The overall impact of any given materials can be determined through “life cycle analysis”, which reviews the entire life of a material, from getting the raw materials, through manufacturing and shipping, and through its normal life span of being used. The ideal is to create a “closed-loop” model where any material that is removed can be reused, remanufactured, or recycled back into a useful new product.
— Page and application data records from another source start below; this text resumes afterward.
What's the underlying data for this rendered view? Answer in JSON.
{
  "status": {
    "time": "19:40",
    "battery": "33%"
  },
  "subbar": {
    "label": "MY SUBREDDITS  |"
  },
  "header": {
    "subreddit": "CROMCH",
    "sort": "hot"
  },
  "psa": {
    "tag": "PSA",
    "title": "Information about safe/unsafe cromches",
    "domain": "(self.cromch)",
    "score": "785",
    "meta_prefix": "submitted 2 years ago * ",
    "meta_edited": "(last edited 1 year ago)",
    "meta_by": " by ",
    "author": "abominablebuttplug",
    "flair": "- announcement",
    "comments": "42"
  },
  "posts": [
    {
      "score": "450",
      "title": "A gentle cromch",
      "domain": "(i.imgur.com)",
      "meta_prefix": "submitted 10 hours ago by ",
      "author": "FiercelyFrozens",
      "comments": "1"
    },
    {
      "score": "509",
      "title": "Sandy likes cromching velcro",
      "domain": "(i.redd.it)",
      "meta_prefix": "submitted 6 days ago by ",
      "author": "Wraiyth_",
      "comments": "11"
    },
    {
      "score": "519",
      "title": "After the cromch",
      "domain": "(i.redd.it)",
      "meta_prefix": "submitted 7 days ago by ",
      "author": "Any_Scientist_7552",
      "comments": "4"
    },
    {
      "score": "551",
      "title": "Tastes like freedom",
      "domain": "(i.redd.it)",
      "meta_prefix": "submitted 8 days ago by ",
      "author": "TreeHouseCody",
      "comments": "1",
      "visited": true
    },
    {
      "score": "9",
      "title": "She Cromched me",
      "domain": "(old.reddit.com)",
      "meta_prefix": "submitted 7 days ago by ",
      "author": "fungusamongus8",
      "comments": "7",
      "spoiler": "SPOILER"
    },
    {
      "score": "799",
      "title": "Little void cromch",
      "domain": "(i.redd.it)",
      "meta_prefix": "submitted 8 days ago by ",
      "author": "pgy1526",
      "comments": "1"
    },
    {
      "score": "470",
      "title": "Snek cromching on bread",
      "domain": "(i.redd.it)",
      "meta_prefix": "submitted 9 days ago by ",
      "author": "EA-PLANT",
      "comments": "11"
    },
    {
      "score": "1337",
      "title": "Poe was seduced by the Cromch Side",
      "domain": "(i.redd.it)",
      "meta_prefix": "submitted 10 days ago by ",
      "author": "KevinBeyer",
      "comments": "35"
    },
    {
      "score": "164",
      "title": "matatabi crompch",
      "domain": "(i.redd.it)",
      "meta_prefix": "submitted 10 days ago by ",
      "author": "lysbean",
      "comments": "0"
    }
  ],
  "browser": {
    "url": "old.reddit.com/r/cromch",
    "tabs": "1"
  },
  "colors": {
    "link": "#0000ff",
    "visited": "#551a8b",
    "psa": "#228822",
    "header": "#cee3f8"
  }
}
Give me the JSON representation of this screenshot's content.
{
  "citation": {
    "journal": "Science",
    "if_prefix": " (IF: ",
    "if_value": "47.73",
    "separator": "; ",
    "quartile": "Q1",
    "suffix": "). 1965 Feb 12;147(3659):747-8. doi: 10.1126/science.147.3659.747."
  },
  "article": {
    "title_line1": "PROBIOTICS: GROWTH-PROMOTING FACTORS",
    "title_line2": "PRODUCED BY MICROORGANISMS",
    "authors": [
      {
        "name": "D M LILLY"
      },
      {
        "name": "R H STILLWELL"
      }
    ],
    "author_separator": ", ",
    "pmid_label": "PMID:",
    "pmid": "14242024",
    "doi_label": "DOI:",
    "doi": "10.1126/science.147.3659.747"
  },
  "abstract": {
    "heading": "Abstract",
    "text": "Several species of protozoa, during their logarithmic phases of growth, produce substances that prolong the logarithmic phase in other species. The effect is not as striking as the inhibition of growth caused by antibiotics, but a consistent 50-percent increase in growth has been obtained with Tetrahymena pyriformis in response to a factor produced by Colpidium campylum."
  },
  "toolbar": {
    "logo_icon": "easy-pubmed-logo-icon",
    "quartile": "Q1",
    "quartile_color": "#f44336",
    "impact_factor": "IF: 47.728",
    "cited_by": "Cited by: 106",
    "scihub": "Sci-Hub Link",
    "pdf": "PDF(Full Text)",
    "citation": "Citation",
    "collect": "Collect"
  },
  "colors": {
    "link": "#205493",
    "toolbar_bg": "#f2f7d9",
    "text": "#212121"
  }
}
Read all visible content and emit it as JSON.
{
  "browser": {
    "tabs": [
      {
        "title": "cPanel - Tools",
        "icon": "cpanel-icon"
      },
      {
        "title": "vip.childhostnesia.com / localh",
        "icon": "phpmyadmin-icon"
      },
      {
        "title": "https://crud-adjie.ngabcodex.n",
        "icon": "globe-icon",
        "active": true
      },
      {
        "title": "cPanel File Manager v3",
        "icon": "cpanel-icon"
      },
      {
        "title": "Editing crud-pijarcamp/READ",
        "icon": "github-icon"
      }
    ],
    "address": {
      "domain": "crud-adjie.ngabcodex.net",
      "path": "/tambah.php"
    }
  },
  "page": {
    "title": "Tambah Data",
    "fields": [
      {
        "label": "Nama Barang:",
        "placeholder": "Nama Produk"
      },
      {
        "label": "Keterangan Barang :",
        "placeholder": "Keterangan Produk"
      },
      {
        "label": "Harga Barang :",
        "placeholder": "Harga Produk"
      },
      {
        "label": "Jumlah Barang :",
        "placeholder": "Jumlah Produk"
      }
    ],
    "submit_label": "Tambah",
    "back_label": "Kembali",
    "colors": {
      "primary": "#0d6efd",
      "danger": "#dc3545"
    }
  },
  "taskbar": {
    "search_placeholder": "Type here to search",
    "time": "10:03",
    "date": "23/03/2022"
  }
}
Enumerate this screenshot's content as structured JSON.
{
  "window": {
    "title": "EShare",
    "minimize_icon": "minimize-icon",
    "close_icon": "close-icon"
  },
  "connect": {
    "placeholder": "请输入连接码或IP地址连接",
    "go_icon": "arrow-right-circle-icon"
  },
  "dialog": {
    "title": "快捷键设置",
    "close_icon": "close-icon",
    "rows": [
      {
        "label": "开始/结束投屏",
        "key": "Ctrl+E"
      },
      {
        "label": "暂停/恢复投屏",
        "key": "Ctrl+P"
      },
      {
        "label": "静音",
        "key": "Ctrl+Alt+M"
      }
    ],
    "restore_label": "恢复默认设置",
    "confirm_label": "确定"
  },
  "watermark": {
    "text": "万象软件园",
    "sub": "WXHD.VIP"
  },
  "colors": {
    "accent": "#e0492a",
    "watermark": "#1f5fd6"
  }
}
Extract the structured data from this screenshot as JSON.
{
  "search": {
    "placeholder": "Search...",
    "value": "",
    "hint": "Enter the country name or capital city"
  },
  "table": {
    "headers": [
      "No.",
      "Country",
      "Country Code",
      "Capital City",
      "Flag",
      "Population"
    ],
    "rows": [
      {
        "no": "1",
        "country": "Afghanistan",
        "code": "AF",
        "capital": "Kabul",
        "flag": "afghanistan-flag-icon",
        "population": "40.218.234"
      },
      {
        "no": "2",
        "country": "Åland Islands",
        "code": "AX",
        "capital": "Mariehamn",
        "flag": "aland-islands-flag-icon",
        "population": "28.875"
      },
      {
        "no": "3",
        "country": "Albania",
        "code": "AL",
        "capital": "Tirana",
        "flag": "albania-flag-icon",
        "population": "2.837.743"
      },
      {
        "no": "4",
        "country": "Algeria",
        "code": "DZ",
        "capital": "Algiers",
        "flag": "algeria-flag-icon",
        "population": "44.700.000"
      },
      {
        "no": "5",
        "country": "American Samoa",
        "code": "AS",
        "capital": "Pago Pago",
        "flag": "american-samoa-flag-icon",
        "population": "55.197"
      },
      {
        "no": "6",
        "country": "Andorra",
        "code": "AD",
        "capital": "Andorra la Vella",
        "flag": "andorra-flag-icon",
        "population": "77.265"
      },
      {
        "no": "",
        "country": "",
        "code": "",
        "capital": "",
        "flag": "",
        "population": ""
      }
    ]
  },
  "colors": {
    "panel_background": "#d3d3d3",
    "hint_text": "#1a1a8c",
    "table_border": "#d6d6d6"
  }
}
If you question the healthfulness of a particular product, you can get an MSDS (Material Safety Data Sheet) from the manufacturer (often available online).

Example: Strawbale

Creates a super energy-efficient building envelope; uses local, non-toxic, biodegradable, rapidly renewable waste material.

What can you do?
Reduce: lower total burden
• create smaller, compact plans
• use structural elements as finishes
• optimize material use

Reuse: longer life span
• incorporate salvaged materials
• design for dismantle and reuse
• create flexible spaces

Renew: replenished by natural systems
• use agriculture-based products
• use certified sustainably harvested wood

Recycle: waste becomes a resource
• use products with high post-consumer recycled content

Healthy: non-toxic
• avoid products with ozone depleting potential or global warming potential
• use non-toxic building & cleaning products
• avoid products that support pathogens or bio-contaminants (such as mold/mildew, fungus, bacteria)
• create details that protect materials from water damage

Local: less transportation energy
• give preference to locally manufactured materials
• durable: longer life span
• use high quality, durable products
• use materials that can be partially replaced or easily repaired
• protect materials from premature damage

Post-use: avoid disposal
• select materials that can be salvaged, reused, recycled (with no down-cycling)
• select materials that are biodegradable.

Additional Resources (especially their Solar Living Sourcebook)

Health & Well being

The trend toward energy-efficient buildings with tighter (less leaky) building envelopes has had one challenging outcome: potentially trapping harmful contaminants inside. Indoor pollutants include combustion gases, airborne chemicals, particulates, and microbes (such as mold or dust mites). Indoor air pollution has been linked to asthma, chronic fatigue, burning eyes, dry coughs, headaches, dizziness, rashes, and temporary loss of memory.

Pollutants can come from carpeting, cabinets, vinyl products, cleaning products, candles, and air-fresheners. Many of the persistent pollutants come from daily activities, so I recommend starting with items you use regularly (soaps & cleaners, fragrances, etc.) and making sure these are non-toxic and biodegradable.

Example: Natural Plasters and Paints

Uses local, non-toxic readily-available materials.

What Can You Do?
• Use maintenance products that are non-toxic, biodegradable, and zero-VOC
• Control moisture to prevent mold and mildew growth
• Use interior plants that filter pollutants from air
• Use outside air for any combustion and vent directly outdoors

Additional Resources
Prescriptions for a Healthy House by Paula Baker, Erica Elliott, and John Banta ISBN 1-56690-355-6
Clean & Green by Annie Berthold-Bond ISBN 1-886101-01-9
Clean House, Clean Planet by Karen Logan ISBN 0-671-53595-1


My favorite comment during a presentation is “This all sounds like common sense.” That’s my goal, actually. That people walk away thinking that “going green” just makes sense. I strongly believe that the single obstacle is education. (That’s my goal in giving presentations.) I believe that informed consumers will demand healthful and “eco-sensible” options, and that demand will bring natural building more and more into the mainstream.

Sigi Koko is the founding principal of Down to Earth, a design and consulting firm specializing in natural building. She has obtained construction permits for several strawbale buildings in the Mid-Atlantic and Northeastern U.S. She has a Masters of Architecture as well as in-the-field construction experience, and has developed written specifications and many architectural details related to strawbale and cob construction. Contact: 220 W. Langhorne Avenue, Bethlehem, PA 18017; 610-868-6350 or 202-302-3055,, or This article first appeared in The Last Straw Journal, issue 48,